(Extracted data begins)

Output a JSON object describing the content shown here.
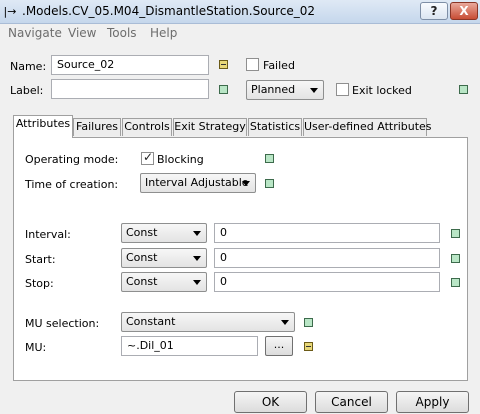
{
  "window": {
    "title": ".Models.CV_05.M04_DismantleStation.Source_02",
    "help_glyph": "?",
    "close_glyph": "X",
    "icon_glyph": "|→"
  },
  "menu": {
    "items": [
      "Navigate",
      "View",
      "Tools",
      "Help"
    ]
  },
  "header": {
    "name_label": "Name:",
    "name_value": "Source_02",
    "label_label": "Label:",
    "label_value": "",
    "failed_label": "Failed",
    "failed_checked": false,
    "state_value": "Planned",
    "exit_locked_label": "Exit locked",
    "exit_locked_checked": false
  },
  "tabs": [
    "Attributes",
    "Failures",
    "Controls",
    "Exit Strategy",
    "Statistics",
    "User-defined Attributes"
  ],
  "attributes": {
    "operating_mode_label": "Operating mode:",
    "blocking_label": "Blocking",
    "blocking_checked": true,
    "time_of_creation_label": "Time of creation:",
    "time_of_creation_value": "Interval Adjustable",
    "interval_label": "Interval:",
    "interval_dist": "Const",
    "interval_value": "0",
    "start_label": "Start:",
    "start_dist": "Const",
    "start_value": "0",
    "stop_label": "Stop:",
    "stop_dist": "Const",
    "stop_value": "0",
    "mu_selection_label": "MU selection:",
    "mu_selection_value": "Constant",
    "mu_label": "MU:",
    "mu_value": "~.Dil_01",
    "mu_browse_label": "..."
  },
  "buttons": {
    "ok": "OK",
    "cancel": "Cancel",
    "apply": "Apply"
  },
  "colors": {
    "indicator_green": "#b9e6c6",
    "indicator_yellow": "#e8d878",
    "titlebar": "#c5d7ec"
  }
}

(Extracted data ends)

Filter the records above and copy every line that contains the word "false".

▸ Answer for the task:
    "failed_checked": false,
    "exit_locked_checked": false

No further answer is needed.